A scientific evaluation was carried out to assess the contribution made by regions neighboring Beijing in reducing emissions, He Kebin said. This work was supported by a series of important scientific research projects from the Ministry of Science and Technology, the Ministry of Ecology and Environment, and the National Natural Science Foundation of China.
The evaluation results showed that from 2013 to last year, surrounding areas contributed to a PM2.5 reduction of 14.4 mcg per cu m in Beijing.
He Kebin said Tianjin and Shanxi, Hebei, Henan and Shandong provinces contributed a PM2.5 reduction of 7.1 mcg per cu m in Beijing, accounting for 22.5 percent of the overall such reduction in the capital from 2013 to 2017.
“Generally speaking, the surrounding areas contribute about 25 to 30 percent to Beijing’s air quality improvement,” he said. “As the city’s air quality is already at a relatively good level, regional integrated control and prevention measures for better air will play an essential role in the future,” He Kebin added.
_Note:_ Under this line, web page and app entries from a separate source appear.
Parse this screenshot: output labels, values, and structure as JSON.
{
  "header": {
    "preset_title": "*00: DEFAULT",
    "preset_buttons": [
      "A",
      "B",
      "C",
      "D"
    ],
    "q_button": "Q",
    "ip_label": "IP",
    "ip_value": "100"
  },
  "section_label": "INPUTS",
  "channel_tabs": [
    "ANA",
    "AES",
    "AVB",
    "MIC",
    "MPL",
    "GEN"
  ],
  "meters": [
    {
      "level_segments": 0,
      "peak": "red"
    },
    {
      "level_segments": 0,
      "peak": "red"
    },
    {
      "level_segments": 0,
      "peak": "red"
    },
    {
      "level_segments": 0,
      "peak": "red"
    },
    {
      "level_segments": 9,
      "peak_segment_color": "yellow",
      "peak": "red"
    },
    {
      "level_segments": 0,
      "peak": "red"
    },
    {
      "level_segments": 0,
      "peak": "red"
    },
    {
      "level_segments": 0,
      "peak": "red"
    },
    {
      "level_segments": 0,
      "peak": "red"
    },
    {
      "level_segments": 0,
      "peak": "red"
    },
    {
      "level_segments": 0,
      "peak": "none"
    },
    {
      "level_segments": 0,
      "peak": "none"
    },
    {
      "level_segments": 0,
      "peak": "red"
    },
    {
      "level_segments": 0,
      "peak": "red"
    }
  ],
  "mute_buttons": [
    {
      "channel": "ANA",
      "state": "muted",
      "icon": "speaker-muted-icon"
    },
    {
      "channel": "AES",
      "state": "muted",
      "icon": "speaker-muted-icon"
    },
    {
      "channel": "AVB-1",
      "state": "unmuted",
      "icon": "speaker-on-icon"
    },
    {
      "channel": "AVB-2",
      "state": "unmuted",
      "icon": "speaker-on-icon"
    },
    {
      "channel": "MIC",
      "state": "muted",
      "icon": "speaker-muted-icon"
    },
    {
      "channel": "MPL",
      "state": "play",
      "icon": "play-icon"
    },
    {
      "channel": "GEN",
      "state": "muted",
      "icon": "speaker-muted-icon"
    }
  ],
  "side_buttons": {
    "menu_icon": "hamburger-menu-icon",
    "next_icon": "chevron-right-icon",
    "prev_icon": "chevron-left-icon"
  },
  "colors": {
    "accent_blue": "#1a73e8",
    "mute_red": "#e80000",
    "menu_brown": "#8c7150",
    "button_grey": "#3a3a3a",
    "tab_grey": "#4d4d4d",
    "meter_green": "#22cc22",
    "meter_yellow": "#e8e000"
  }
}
Meanwhile, science and technology have also played a vital role. Beijing was the first city in China to establish an urban air quality prediction system, which can accurately analyze sources of PM2.5 and its transmissions. The system has provided a scientific foundation for control and prevention work.
As people have become used to clear skies and fresh air in Beijing, the municipal government said efforts will continue this year to ensure good air quality for the public.
Source: China Daily, 2022-03-02. http://www.ecns.cn/news/2022-03-02/detail-ihawawkt8344701.shtml